Items from an interface collection

⁂

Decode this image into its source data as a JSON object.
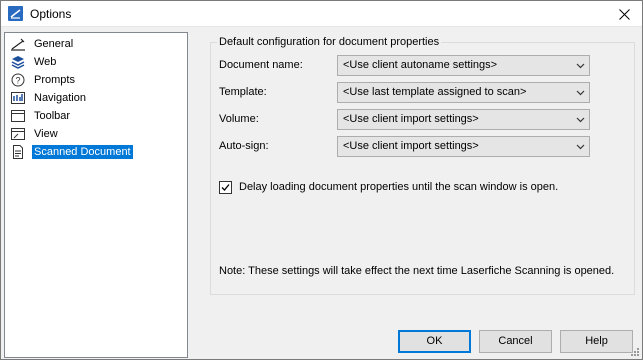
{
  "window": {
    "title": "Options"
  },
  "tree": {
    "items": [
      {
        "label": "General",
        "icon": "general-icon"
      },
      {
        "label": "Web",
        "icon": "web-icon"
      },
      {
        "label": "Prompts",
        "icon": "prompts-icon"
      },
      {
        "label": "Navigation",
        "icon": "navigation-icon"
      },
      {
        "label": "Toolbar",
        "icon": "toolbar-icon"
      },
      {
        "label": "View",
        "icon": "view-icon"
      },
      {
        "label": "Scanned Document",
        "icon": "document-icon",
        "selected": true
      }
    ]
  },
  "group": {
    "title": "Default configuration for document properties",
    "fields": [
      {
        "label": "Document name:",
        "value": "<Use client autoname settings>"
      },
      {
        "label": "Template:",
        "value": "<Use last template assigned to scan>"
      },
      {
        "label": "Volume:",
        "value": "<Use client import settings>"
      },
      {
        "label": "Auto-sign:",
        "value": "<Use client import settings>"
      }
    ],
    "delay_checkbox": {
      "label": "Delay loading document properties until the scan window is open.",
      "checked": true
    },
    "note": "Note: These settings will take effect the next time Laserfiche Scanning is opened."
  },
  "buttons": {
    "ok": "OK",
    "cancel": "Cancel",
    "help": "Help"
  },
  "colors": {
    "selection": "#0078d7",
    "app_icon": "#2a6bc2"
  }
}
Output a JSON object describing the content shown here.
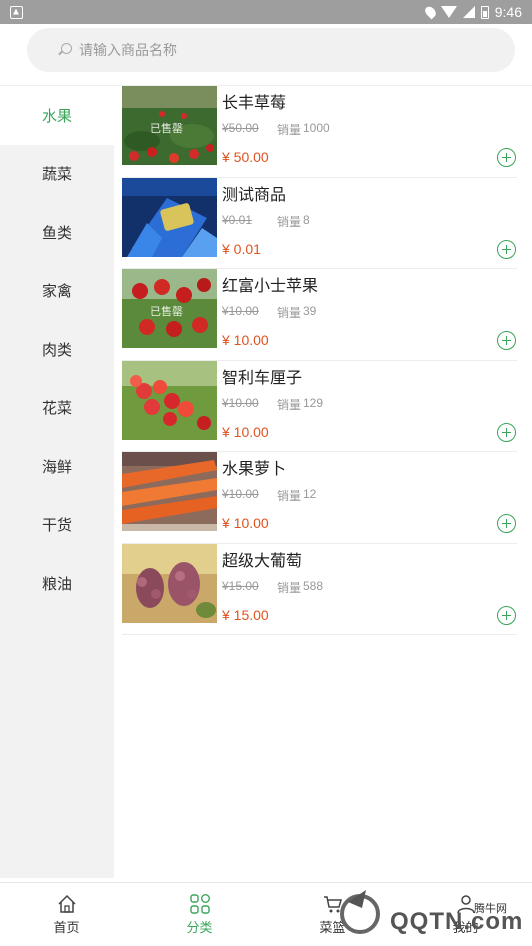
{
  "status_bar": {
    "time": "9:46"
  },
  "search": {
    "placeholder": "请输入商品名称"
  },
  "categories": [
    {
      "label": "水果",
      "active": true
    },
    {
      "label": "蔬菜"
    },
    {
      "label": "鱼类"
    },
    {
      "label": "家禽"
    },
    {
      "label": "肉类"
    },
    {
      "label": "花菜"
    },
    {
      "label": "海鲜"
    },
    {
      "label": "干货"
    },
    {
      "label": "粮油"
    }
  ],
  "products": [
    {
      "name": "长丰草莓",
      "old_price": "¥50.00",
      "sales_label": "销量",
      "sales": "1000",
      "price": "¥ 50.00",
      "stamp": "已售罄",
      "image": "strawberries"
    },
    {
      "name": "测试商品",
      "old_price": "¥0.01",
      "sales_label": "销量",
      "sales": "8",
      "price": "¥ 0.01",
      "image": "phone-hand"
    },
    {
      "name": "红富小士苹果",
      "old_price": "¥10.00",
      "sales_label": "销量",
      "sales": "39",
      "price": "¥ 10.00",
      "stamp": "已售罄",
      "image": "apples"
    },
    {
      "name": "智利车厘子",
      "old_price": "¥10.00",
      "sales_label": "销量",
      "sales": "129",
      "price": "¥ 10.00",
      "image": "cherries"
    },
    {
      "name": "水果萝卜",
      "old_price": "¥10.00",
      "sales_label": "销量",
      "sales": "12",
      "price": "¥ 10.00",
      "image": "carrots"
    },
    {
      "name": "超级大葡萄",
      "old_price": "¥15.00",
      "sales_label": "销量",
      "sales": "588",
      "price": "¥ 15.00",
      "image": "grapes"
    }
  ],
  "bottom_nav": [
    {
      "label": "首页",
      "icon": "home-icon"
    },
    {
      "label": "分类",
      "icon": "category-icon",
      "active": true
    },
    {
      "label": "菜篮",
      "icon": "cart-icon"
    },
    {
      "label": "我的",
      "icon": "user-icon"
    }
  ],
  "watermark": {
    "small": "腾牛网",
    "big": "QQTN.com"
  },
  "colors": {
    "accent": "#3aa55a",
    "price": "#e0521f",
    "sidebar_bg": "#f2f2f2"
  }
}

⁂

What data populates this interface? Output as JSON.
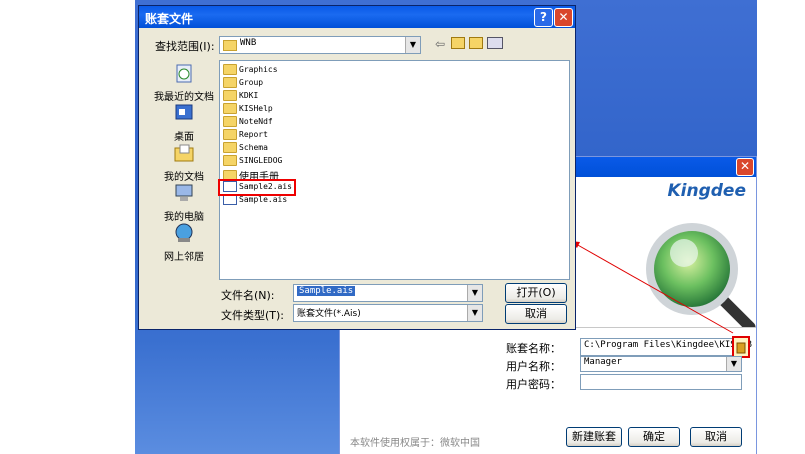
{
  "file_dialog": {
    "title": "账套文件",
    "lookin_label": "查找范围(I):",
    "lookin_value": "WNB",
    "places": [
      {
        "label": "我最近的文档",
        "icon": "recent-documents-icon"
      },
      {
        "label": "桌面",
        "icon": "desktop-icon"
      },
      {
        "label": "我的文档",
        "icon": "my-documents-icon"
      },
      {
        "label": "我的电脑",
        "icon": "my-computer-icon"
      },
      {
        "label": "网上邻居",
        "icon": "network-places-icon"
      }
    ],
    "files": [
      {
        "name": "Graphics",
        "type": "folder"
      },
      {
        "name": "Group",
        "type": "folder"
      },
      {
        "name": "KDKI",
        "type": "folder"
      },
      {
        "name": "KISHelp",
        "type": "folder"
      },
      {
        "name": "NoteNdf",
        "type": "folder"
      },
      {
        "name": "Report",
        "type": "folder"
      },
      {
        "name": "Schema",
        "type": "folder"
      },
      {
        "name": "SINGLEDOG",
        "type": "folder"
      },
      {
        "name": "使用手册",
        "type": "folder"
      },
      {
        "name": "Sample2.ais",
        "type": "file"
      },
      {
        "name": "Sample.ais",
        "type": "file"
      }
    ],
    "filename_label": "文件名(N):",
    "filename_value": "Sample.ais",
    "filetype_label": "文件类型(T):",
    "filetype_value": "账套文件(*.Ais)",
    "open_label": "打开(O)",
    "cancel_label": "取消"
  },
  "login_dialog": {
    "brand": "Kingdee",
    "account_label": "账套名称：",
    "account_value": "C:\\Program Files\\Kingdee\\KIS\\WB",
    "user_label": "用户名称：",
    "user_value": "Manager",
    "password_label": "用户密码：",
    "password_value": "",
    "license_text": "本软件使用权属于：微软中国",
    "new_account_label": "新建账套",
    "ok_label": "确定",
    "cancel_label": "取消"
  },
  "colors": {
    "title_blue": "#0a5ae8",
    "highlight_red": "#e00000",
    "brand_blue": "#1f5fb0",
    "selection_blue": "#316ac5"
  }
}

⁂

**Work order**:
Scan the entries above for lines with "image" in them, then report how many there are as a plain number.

**Completed exercise**:
7